Make an exact copy of the listing below. Pictures stay out of it.

## Data to process:
┌──
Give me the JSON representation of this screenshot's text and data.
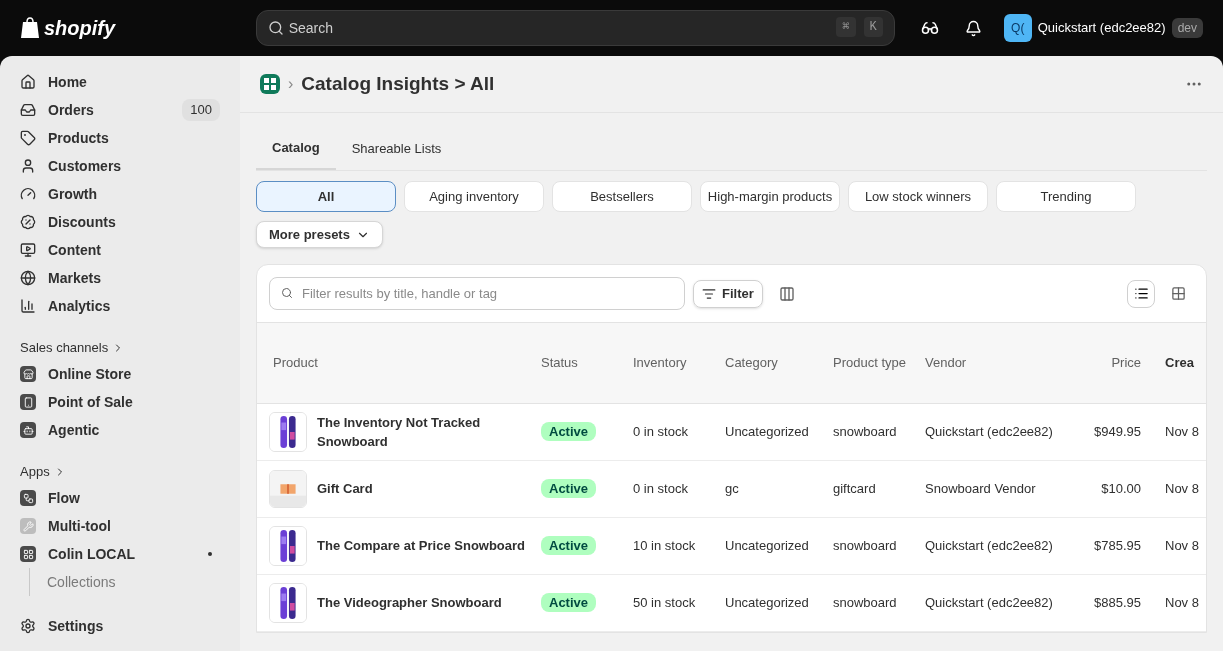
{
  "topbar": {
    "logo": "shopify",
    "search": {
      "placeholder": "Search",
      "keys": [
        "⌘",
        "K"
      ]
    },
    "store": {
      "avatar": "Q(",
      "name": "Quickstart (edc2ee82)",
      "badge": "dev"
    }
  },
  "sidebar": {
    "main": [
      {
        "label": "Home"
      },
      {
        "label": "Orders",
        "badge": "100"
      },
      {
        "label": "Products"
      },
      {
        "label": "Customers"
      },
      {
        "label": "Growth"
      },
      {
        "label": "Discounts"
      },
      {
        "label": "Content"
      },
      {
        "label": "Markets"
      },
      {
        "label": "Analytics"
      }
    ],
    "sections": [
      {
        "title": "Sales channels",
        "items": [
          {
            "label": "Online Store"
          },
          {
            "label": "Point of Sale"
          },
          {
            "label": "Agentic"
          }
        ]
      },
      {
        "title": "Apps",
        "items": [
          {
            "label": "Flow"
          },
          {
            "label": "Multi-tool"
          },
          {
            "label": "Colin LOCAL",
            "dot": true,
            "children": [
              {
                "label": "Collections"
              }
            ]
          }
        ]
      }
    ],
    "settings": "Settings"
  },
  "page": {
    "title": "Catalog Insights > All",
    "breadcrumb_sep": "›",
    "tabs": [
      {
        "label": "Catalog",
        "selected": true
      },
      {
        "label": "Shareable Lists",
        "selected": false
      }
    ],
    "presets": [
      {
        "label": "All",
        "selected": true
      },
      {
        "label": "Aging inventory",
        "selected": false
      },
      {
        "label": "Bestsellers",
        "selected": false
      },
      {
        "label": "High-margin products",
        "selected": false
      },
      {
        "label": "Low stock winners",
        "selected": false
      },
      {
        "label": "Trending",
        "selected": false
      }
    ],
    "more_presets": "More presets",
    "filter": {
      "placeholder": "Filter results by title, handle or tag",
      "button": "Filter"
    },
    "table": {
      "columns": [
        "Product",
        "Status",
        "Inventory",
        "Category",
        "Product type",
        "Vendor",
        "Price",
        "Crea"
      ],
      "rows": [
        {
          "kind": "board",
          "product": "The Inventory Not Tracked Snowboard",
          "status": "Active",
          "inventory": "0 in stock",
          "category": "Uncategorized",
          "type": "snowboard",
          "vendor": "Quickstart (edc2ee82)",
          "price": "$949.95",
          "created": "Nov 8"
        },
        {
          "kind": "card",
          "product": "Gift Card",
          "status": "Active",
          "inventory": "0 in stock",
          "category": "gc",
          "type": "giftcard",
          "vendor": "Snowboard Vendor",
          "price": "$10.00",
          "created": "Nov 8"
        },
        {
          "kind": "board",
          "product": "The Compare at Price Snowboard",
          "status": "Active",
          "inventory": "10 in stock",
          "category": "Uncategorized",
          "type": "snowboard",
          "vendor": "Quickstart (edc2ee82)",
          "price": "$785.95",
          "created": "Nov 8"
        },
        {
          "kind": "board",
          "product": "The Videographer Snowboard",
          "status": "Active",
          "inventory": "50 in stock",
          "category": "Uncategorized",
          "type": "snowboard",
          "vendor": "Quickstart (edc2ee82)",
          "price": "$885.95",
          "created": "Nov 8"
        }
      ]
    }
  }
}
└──
## Output:
Give me the JSON representation of this screenshot's text and data.
{
  "topbar": {
    "logo": "shopify",
    "search": {
      "placeholder": "Search",
      "keys": [
        "⌘",
        "K"
      ]
    },
    "store": {
      "avatar": "Q(",
      "name": "Quickstart (edc2ee82)",
      "badge": "dev"
    }
  },
  "sidebar": {
    "main": [
      {
        "label": "Home"
      },
      {
        "label": "Orders",
        "badge": "100"
      },
      {
        "label": "Products"
      },
      {
        "label": "Customers"
      },
      {
        "label": "Growth"
      },
      {
        "label": "Discounts"
      },
      {
        "label": "Content"
      },
      {
        "label": "Markets"
      },
      {
        "label": "Analytics"
      }
    ],
    "sections": [
      {
        "title": "Sales channels",
        "items": [
          {
            "label": "Online Store"
          },
          {
            "label": "Point of Sale"
          },
          {
            "label": "Agentic"
          }
        ]
      },
      {
        "title": "Apps",
        "items": [
          {
            "label": "Flow"
          },
          {
            "label": "Multi-tool"
          },
          {
            "label": "Colin LOCAL",
            "dot": true,
            "children": [
              {
                "label": "Collections"
              }
            ]
          }
        ]
      }
    ],
    "settings": "Settings"
  },
  "page": {
    "title": "Catalog Insights > All",
    "breadcrumb_sep": "›",
    "tabs": [
      {
        "label": "Catalog",
        "selected": true
      },
      {
        "label": "Shareable Lists",
        "selected": false
      }
    ],
    "presets": [
      {
        "label": "All",
        "selected": true
      },
      {
        "label": "Aging inventory",
        "selected": false
      },
      {
        "label": "Bestsellers",
        "selected": false
      },
      {
        "label": "High-margin products",
        "selected": false
      },
      {
        "label": "Low stock winners",
        "selected": false
      },
      {
        "label": "Trending",
        "selected": false
      }
    ],
    "more_presets": "More presets",
    "filter": {
      "placeholder": "Filter results by title, handle or tag",
      "button": "Filter"
    },
    "table": {
      "columns": [
        "Product",
        "Status",
        "Inventory",
        "Category",
        "Product type",
        "Vendor",
        "Price",
        "Crea"
      ],
      "rows": [
        {
          "kind": "board",
          "product": "The Inventory Not Tracked Snowboard",
          "status": "Active",
          "inventory": "0 in stock",
          "category": "Uncategorized",
          "type": "snowboard",
          "vendor": "Quickstart (edc2ee82)",
          "price": "$949.95",
          "created": "Nov 8"
        },
        {
          "kind": "card",
          "product": "Gift Card",
          "status": "Active",
          "inventory": "0 in stock",
          "category": "gc",
          "type": "giftcard",
          "vendor": "Snowboard Vendor",
          "price": "$10.00",
          "created": "Nov 8"
        },
        {
          "kind": "board",
          "product": "The Compare at Price Snowboard",
          "status": "Active",
          "inventory": "10 in stock",
          "category": "Uncategorized",
          "type": "snowboard",
          "vendor": "Quickstart (edc2ee82)",
          "price": "$785.95",
          "created": "Nov 8"
        },
        {
          "kind": "board",
          "product": "The Videographer Snowboard",
          "status": "Active",
          "inventory": "50 in stock",
          "category": "Uncategorized",
          "type": "snowboard",
          "vendor": "Quickstart (edc2ee82)",
          "price": "$885.95",
          "created": "Nov 8"
        }
      ]
    }
  }
}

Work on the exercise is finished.